Korea and I have a special kind of relationship. While I’m borderline obsessed with the place, I often find myself getting frustrated with the mass consumerism, xenophobia and superficiality that seem to dominate Korean society.
Considering the fact that I’m a human being, I find it quite easy to complain about the setbacks I face every day in Korea rather than embracing the positive aspects of this lovely country. Though there are quite a few things that irk me, there are plenty of wonderful things about it, too. So for anyone who’s interested in moving to Korea, already lives here or wants to learn about this remarkable country, read on!
1. Its Sense of Community
I cannot praise the integrity of this culture enough. All too often, Korean people impress me with the kindness in their hearts and overall compassion for others.
Last October, James sprained his ankle as we descended down Seoraksan. Almost immediately, a group of older Koreans gathered together to offer him a numbing spray, an ankle wrap and a cold compress. One guy was so kind as to lend James his hiking poles for the day, and with minimal English was able to convey that he wanted us to leave his poles at the information desk once our hike was completed.
Another thing I love is the concept of gift-giving. A few weeks ago I came home from work and noticed that everyone in my building had boxes of tissues hanging on their door knobs. Each of the boxes had a note attached, written by our landlord apologizing for impending construction taking place next door. Although it’s just three boxes of tissues, the fact that my landlord even gave us anything is a great reflection of the kindness and thoughtfulness that I admire so much about Korean culture.
2. The Landscape
It’s no secret to those who know me well that I love Korea’s topography. I love exploring the countryside and reconnecting with nature in the process. The hiking trails are plentiful and the rolling hills offer a great backdrop for a train or car ride escape out of the city. Although it can be a major let down when the smog takes over, the mountains are an excellent break from the concrete jungles of the larger cities.
3. The Food

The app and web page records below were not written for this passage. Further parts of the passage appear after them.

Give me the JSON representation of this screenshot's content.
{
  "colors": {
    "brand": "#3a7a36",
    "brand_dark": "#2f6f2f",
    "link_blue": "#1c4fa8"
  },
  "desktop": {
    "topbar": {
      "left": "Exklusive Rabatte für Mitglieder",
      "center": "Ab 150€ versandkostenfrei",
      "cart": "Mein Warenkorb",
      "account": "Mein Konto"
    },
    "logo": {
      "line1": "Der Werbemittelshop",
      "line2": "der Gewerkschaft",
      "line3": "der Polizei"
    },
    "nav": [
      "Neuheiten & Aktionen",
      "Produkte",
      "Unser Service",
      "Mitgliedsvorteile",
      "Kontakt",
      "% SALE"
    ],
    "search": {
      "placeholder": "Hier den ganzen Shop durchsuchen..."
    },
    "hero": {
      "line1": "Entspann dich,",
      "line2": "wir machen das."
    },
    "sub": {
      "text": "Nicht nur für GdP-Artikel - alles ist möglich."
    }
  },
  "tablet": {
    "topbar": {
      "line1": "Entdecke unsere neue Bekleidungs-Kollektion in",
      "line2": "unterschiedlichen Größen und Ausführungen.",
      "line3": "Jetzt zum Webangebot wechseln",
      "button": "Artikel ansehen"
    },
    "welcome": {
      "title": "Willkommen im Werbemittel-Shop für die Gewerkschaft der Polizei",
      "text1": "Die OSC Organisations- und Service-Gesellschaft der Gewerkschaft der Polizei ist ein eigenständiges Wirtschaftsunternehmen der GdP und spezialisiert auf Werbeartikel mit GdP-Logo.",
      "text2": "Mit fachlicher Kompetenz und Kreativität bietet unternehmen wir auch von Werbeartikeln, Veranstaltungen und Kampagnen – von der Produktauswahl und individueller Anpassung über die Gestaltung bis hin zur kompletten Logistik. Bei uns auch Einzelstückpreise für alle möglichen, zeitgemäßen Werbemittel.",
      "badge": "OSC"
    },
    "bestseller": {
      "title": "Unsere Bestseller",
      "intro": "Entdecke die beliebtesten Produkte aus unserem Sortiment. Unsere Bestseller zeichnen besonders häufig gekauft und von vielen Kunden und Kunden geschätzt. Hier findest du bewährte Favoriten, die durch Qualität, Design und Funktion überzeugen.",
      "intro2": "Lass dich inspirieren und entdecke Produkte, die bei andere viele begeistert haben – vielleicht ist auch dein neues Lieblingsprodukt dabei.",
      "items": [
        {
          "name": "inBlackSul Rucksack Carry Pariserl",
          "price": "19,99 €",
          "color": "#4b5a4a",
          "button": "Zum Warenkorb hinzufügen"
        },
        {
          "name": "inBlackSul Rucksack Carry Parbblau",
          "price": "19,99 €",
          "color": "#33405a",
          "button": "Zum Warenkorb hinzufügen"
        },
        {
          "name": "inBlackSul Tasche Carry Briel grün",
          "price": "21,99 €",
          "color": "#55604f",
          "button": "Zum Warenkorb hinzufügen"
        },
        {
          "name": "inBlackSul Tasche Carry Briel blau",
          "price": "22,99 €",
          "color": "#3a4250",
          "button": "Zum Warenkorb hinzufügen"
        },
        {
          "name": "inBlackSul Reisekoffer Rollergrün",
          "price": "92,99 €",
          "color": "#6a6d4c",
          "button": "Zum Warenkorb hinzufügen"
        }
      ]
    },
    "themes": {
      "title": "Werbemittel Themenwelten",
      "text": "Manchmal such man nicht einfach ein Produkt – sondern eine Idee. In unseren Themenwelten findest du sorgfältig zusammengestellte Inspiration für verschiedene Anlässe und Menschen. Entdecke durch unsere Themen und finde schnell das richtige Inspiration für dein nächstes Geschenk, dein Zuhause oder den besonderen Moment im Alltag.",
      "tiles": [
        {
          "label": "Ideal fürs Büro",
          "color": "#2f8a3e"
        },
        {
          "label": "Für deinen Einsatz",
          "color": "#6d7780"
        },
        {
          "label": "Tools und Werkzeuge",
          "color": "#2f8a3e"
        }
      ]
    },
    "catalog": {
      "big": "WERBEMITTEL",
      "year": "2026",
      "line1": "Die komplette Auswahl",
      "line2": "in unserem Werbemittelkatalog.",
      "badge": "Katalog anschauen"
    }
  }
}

I hate to say it, but as a whole, Korea isn’t exactly praised or known for offering much of a variety in any aspect. It’s frowned upon here to step out of the box and challenge the norm. Much of the country is uniform; most of the buildings look the same, many of Korea’s citizens dress the same and a lot of businesses and restaurants are carbon copies of one another. With that said, beyond the increasingly trendy Korean BBQ, most people don’t think of mouth-watering fare when Korea is a topic of conversation.
However, when a meal is done right in Korea, it’s absolutely delicious. While most Korean dishes may only contain just about one type of flavor provided by a red pepper paste known as gochujang, Korea’s food is simple, cheap and filling. The simplicity and love that go into the meals is what makes Korea so special.
Moving here has been life changing, eye opening and has turned my life into a total adventure. Take the plunge!